Not just pinching pennies: Dipoto explains how shedding payroll now is key to Mariners’ rebuild
With the Seattle Mariners in last place in the AL West and trading off veterans with big salaries like Jay Bruce and Edwin Encarnación, it’s understandable for disillusioned fans to write off the team’s recent moves as shedding payroll just for the sake of pinching pennies.
Understandable, but missing the point.
During the weekly Jerry Dipoto Show on 710 ESPN Seattle’s Danny, Dave and Moore, the Mariners general manager broke down some key points about his latest deals that explain why the trades of Bruce and Encarnación were always in Seattle’s rebuild strategy and how shedding payroll now will benefit the team when it’s ready to be competitive in a few years.
Here’s a breakdown of what Dipoto had to say.
‘Paying it forward’
The biggest point Dipoto made was how the savings made by the Mariners isn’t an effort to pocket money and shrink their payroll going forward, but to have more money in the bank available to augment their roster when their young core is ready to compete for a playoff spot, which they hope will happen in two to three years.
“Clearly we are building a roster that is geared toward the future, and we’ve made no secret of it,” Dipoto said. “We see this as, this group starts to really arrive midway through 2020 and we feel like we become a fun and interesting team by ‘21, and then we have a young core on the field.
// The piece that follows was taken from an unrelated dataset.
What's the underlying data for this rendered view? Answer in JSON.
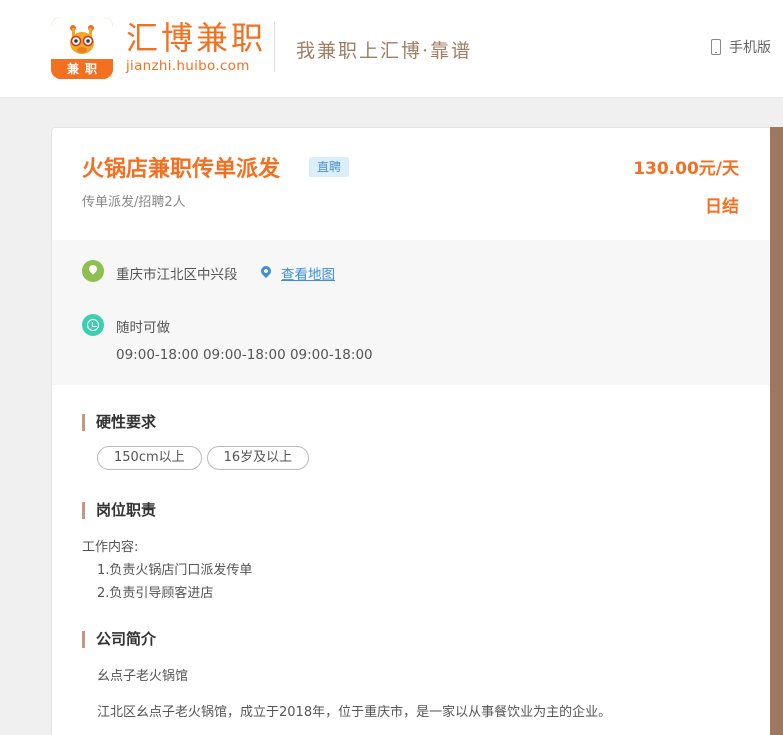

And by that time, with some of the moves we’ve made that have brought all of this young talent into the system, we’ve also been able to cut off a lot of future salary commitment that then becomes capital to reinvest in player acquisition.”
And there’s multiple ways that extra money to spend could come in handy early next decade.
“Whether it be the free-agent market, whether it be trading for players who join that group by 2021, you can’t spend it if you don’t have it. What we’re doing now is we’re… re-arranging the furniture, so to speak, so that by the time this group starts to arrive in 2020 and then is on the field together for what we think will be a full season in ‘21, we have created payroll space. Rather than in 2021 paying Jean Segura, paying Robinson Canó, we’re paying it forward.”
(Editor’s note: For an example of how this model can be a path to success, I highly recommend reading this story by Luke Arkins of ProspectInsider.com that compares what the Mariners have done thus far in their rebuild compared to the Chicago Cubs on their way to winning the 2016 World Series.)
How the Encarnación trade fits into the grand picture
Dipoto broke down how Encarnación’s trade to the Yankees was really just the last piece of the puzzle that was the Jean Segura trade to Philadelphia, a move that cleared up some payroll space and brought back J.P. Crawford, who is starting at shortstop for the Mariners and figures to be the team’s future at the position.
The Mariners took back first baseman Carlos Santana from the Phillies in the Segura trade to offset Segura’s salary, and less than two weeks later Seattle sent Santana to Cleveland for Encarnación and a competitive balance draft pick. But just as important, as Dipoto explained: “In that deal we wound up recovering about $12 million in payroll flexibility in 2020.”
When Seattle traded Encarnación to the Yankees for teenage pitching prospect Juan Then, the Mariners “saved another $8 million in payroll that we feel like we can apply to 2021,” Dipoto said.
Why trade Encarnación so far ahead of the trade deadline?
“There was a 100 percent likelihood we were going to trade Edwin the day we acquired him. I think everyone in the public domain knew that, and so did Edwin,” Dipoto said. “The timing of it, frankly there was no market in the offseason, there was no market that developed in the spring, and we felt like once Edwin got as hot as he’s been over the course of the early part of this season, we finally had two teams that were interested enough to offer prospects we like and we went for it.”
Listen to the full episode of The Jerry Dipoto Show in the player embedded in this post or in podcast form at this link.